Surface area

Chewing breaks the large into the small. The mechanical digestion of food in the mouth involves converting bite-sized pieces of food into smaller particles. This has the effect of increasing the surface area of the food particles and allowing saliva to be thoroughly mixed with them.

Saliva is a watery fluid containing a slippery substance called mucin, which lubricates the food for easier swallowing, as well as a starch-digesting enzyme called amylase. When chewed, any starch present in the food is then readily exposed to amylase, speeding up the digestion process.

Surface area increases as particle size decreases for a given bite-sized piece of food:

  • If a cube of food has 1 cm sides, the surface area of 1 face is 1 x 1 cm = 1 cm2 and the total surface area of the cube = 6 x 1 cm2 = 6 cm2.
  • If the cube of food is divided into 8 cubes with 0.5 cm sides, the total surface area of 1 cube is 6 x 0.5 x 0.5 cm2 = 1.5 cm2, and the total surface area of 8 cubes is 8 x 1.5 cm2 = 12 cm2.
  • If the cube of food is divided into 27 cubes with 0.33 cm sides, the total surface area of 1 cube is 6 x 0.33 x 0.33 cm2 = 0.6534 cm2, and the total surface area of 27 cubes is 27 x 0.6534 cm2 = 17.64 cm2.

Surface area is a key factor in determining the rate of a chemical reaction, so to aid digestion, food should be thoroughly chewed before swallowing.


Most chemical reactions proceed at a faster rate as temperature increases. Food digestion reactions follow this general principle, but there is an upper temperature limit of about 40°C.

Above 40°C, the enzyme present in saliva and responsible for the digestion of starch is deactivated. The enzyme is a protein, and at high temperatures, the shape of the protein is altered preventing it from performing its function. It has been denatured.


The rates of chemical digestion processes involving enzymes are dependent on the pH of the surrounding fluids.

pH is a measure of the acidity or basicity of a given solution. The scale covers the range 1–14, with pH 7 being neutral, pH 1–6 acidic and pH 8–14 basic.

The enzyme amylase, which is present in saliva, has its maximum activity at pH 7. The activity of amylase changes as the pH changes – a higher enzyme activity will result in a faster rate of reaction.
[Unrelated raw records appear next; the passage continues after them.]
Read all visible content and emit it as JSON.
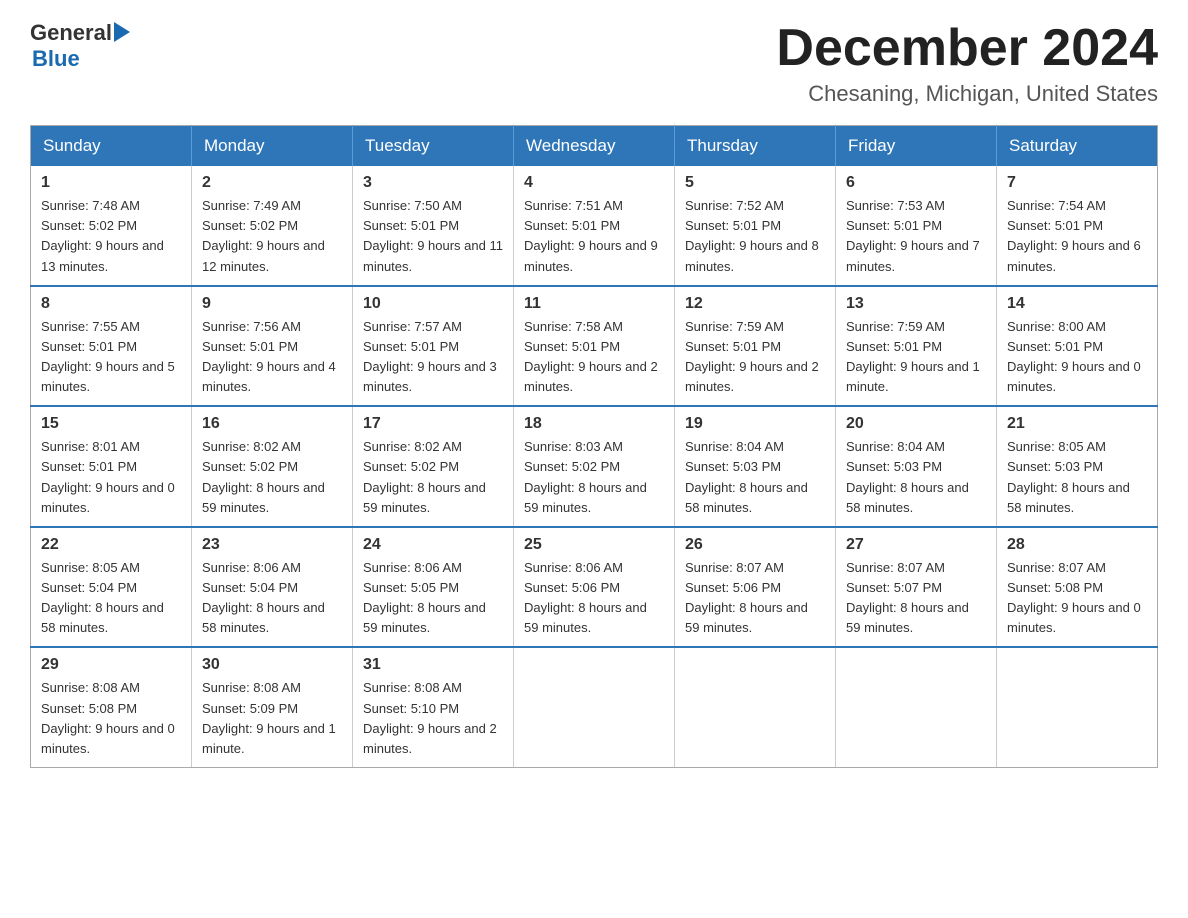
{
  "header": {
    "title": "December 2024",
    "subtitle": "Chesaning, Michigan, United States",
    "logo_general": "General",
    "logo_blue": "Blue"
  },
  "weekdays": [
    "Sunday",
    "Monday",
    "Tuesday",
    "Wednesday",
    "Thursday",
    "Friday",
    "Saturday"
  ],
  "weeks": [
    [
      {
        "day": "1",
        "sunrise": "7:48 AM",
        "sunset": "5:02 PM",
        "daylight": "9 hours and 13 minutes."
      },
      {
        "day": "2",
        "sunrise": "7:49 AM",
        "sunset": "5:02 PM",
        "daylight": "9 hours and 12 minutes."
      },
      {
        "day": "3",
        "sunrise": "7:50 AM",
        "sunset": "5:01 PM",
        "daylight": "9 hours and 11 minutes."
      },
      {
        "day": "4",
        "sunrise": "7:51 AM",
        "sunset": "5:01 PM",
        "daylight": "9 hours and 9 minutes."
      },
      {
        "day": "5",
        "sunrise": "7:52 AM",
        "sunset": "5:01 PM",
        "daylight": "9 hours and 8 minutes."
      },
      {
        "day": "6",
        "sunrise": "7:53 AM",
        "sunset": "5:01 PM",
        "daylight": "9 hours and 7 minutes."
      },
      {
        "day": "7",
        "sunrise": "7:54 AM",
        "sunset": "5:01 PM",
        "daylight": "9 hours and 6 minutes."
      }
    ],
    [
      {
        "day": "8",
        "sunrise": "7:55 AM",
        "sunset": "5:01 PM",
        "daylight": "9 hours and 5 minutes."
      },
      {
        "day": "9",
        "sunrise": "7:56 AM",
        "sunset": "5:01 PM",
        "daylight": "9 hours and 4 minutes."
      },
      {
        "day": "10",
        "sunrise": "7:57 AM",
        "sunset": "5:01 PM",
        "daylight": "9 hours and 3 minutes."
      },
      {
        "day": "11",
        "sunrise": "7:58 AM",
        "sunset": "5:01 PM",
        "daylight": "9 hours and 2 minutes."
      },
      {
        "day": "12",
        "sunrise": "7:59 AM",
        "sunset": "5:01 PM",
        "daylight": "9 hours and 2 minutes."
      },
      {
        "day": "13",
        "sunrise": "7:59 AM",
        "sunset": "5:01 PM",
        "daylight": "9 hours and 1 minute."
      },
      {
        "day": "14",
        "sunrise": "8:00 AM",
        "sunset": "5:01 PM",
        "daylight": "9 hours and 0 minutes."
      }
    ],
    [
      {
        "day": "15",
        "sunrise": "8:01 AM",
        "sunset": "5:01 PM",
        "daylight": "9 hours and 0 minutes."
      },
      {
        "day": "16",
        "sunrise": "8:02 AM",
        "sunset": "5:02 PM",
        "daylight": "8 hours and 59 minutes."
      },
      {
        "day": "17",
        "sunrise": "8:02 AM",
        "sunset": "5:02 PM",
        "daylight": "8 hours and 59 minutes."
      },
      {
        "day": "18",
        "sunrise": "8:03 AM",
        "sunset": "5:02 PM",
        "daylight": "8 hours and 59 minutes."
      },
      {
        "day": "19",
        "sunrise": "8:04 AM",
        "sunset": "5:03 PM",
        "daylight": "8 hours and 58 minutes."
      },
      {
        "day": "20",
        "sunrise": "8:04 AM",
        "sunset": "5:03 PM",
        "daylight": "8 hours and 58 minutes."
      },
      {
        "day": "21",
        "sunrise": "8:05 AM",
        "sunset": "5:03 PM",
        "daylight": "8 hours and 58 minutes."
      }
    ],
    [
      {
        "day": "22",
        "sunrise": "8:05 AM",
        "sunset": "5:04 PM",
        "daylight": "8 hours and 58 minutes."
      },
      {
        "day": "23",
        "sunrise": "8:06 AM",
        "sunset": "5:04 PM",
        "daylight": "8 hours and 58 minutes."
      },
      {
        "day": "24",
        "sunrise": "8:06 AM",
        "sunset": "5:05 PM",
        "daylight": "8 hours and 59 minutes."
      },
      {
        "day": "25",
        "sunrise": "8:06 AM",
        "sunset": "5:06 PM",
        "daylight": "8 hours and 59 minutes."
      },
      {
        "day": "26",
        "sunrise": "8:07 AM",
        "sunset": "5:06 PM",
        "daylight": "8 hours and 59 minutes."
      },
      {
        "day": "27",
        "sunrise": "8:07 AM",
        "sunset": "5:07 PM",
        "daylight": "8 hours and 59 minutes."
      },
      {
        "day": "28",
        "sunrise": "8:07 AM",
        "sunset": "5:08 PM",
        "daylight": "9 hours and 0 minutes."
      }
    ],
    [
      {
        "day": "29",
        "sunrise": "8:08 AM",
        "sunset": "5:08 PM",
        "daylight": "9 hours and 0 minutes."
      },
      {
        "day": "30",
        "sunrise": "8:08 AM",
        "sunset": "5:09 PM",
        "daylight": "9 hours and 1 minute."
      },
      {
        "day": "31",
        "sunrise": "8:08 AM",
        "sunset": "5:10 PM",
        "daylight": "9 hours and 2 minutes."
      },
      null,
      null,
      null,
      null
    ]
  ]
}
Enzymes are globular proteins with a characteristic shape. This shape can alter with changing pH, the result being a decrease in activity.

Published 13 July 2011